Semi-arid areas are found all over the world and cover up to 18% of the earth's surface. These areas are hit hard by drought and climate change, and are home to family farmers, pastoralists, small-scale producers and indigenous communities, populations that suffer exclusion and are among the most vulnerable groups on the planet.
DAKI-Semiárido Vivo, a project that was created to help tackle the climate crisis and develop resilient and sustainable livelihoods for the populations of the semi-arid regions of Latin America - the Gran Chaco Americano (in Argentina, Paraguay and Bolivia), the Brazilian Semi-arid Nororiental and the Central American Dry Corridor - presents a great opportunity to transfer their successful practices and learning to other semi-arid regions of the world and thus improve the living conditions of their populations.
This initiative is financed by the IFAD and implemented by the Semi-Arid Platform in Latin America, the Brazilian Semiarid Articulation (ASA), and the National Development Foundation (Funde) of El Salvador.
DAKI IS A UNIQUE PROJECT THAT WILL IDENTIFY AND SYSTEMATIZE SUCCESSFUL EXPERIENCES IN CLIMATE-RESILIENT AGRICULTURE AND TRAIN TECHNICIANS AND FARMERS TO MONITOR AND GUIDE THE TRANSITION FROM A CONVENTIONAL TO A CLIMATE-RESILIENT AGRICULTURAL SYSTEM.
This is an innovative knowledge management project that allows good local practices in Climate Resilient Agriculture (CRA) to be scaled up to the continental level by promoting alliances in the semi-arid areas of the region between indigenous and peasant organisations, between different civil society organisations and between all these actors and public and intergovernmental bodies in order to promote public policies in the sector. This makes possible that good practices can reach millions of people and also can be an input for training and education for governments, technicians, researchers and leaders of indigenous and peasant organizations.
As it is a plan "with great potential to generate permanent changes in the living conditions of the populations of Latin America's semi-arid zones", according to Antonio Barbosa, DAKI's coordinator, the learning that is generated could benefit other semi-arid regions of the world.
In this sense, "DAKI is an opportunity to extend the exchange of experiences beyond Latin America. This will further open up the boundaries and scope of the project's work, reaching out to more countries outside its area of operations," explained Hardi Vieira, Country Programme Officer of the International Fund for Agricultural Development (IFAD) in Brazil, during the virtual seminar introducing the project to members of IFAD in Rome, Asia and Africa, and several UN divisions.
Photo: Semi-Arid Platform in Latin America
If the good practices selected to generate the basis for a knowledge management process are useful for all the semi-arid regions of Latin America, it is possible that similar practices can be replicated anywhere in the world with common characteristics.
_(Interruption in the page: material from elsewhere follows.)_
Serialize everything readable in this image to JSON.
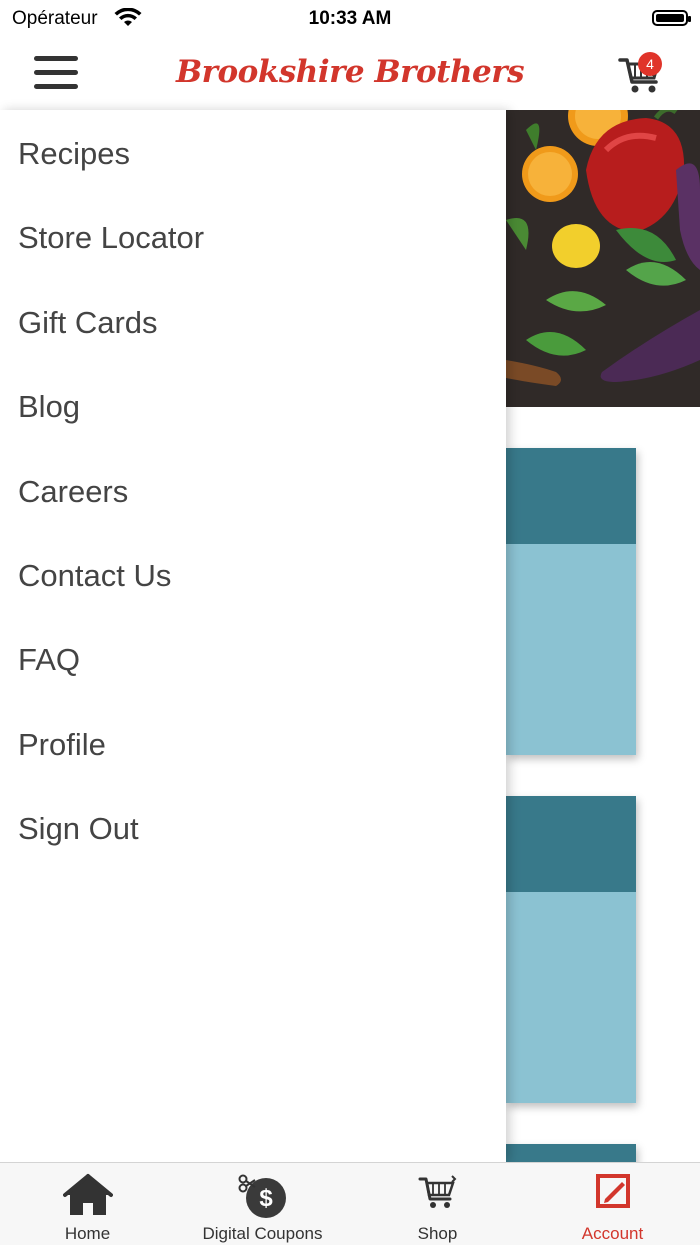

In addition to systematisation, there will also be a methodological process that could be replicated at a global level as a knowledge platform.
An important partner of DAKI and one that could contribute strongly to this work is the International Land Coalition (ILC), a global alliance which both IFAD and some of the project implementing organisations are members. The ILC, in addition to supporting the Semi-Arid Platform in Latin America since its formation, also has members in Asia and Africa who work in semi-arid areas facing similar difficulties in agricultural production and in coping with climate challenges. "The ILC's regional offices, in articulation with IFAD, have the potential to generate exchange programmes that will allow us to expand DAKI's impact on a global scale," explains Zulema Burneo, Coordinator of the Regional Coordination Unit of the ILC Latin America.
"A first step to expand the exchange of experiences beyond Latin America is to do it well in this region, to have advanced the systematization and methodological process and then to begin to cross data, information and possible global alliances between civil society organizations, public and intergovernmental bodies," explains Gabriel Seghezzo, coordinator of the Semi-Arid Platform in Latin America, one of the organizations promoting the project. "We need to gather all the knowledge accumulated in these arid and semi-arid areas and bring together the good practices in CRA to take this knowledge not only to Latin America, but to the world," he adds.
Fernanda Thomaz Da Rocha, IFAD's Senior Regional Technical Specialist on Rural Institutions for Latin America and the Caribbean, considers that "the registration and documentation of the process and involvement of organisations and partners is fundamental for the practice adopted by DAKI to be replicated in other parts of the world".
"We have an enormous effort and responsibility ahead of us. Surely DAKI Semi-Arid Live will be a huge door of opportunity if we do it right," said Gabriel Seghezzo.
1 FAO. Carbon sequestration in drylands. http://www.fao.org/3/a-Y5738s.pdf
2 The webinar was held on 12 November.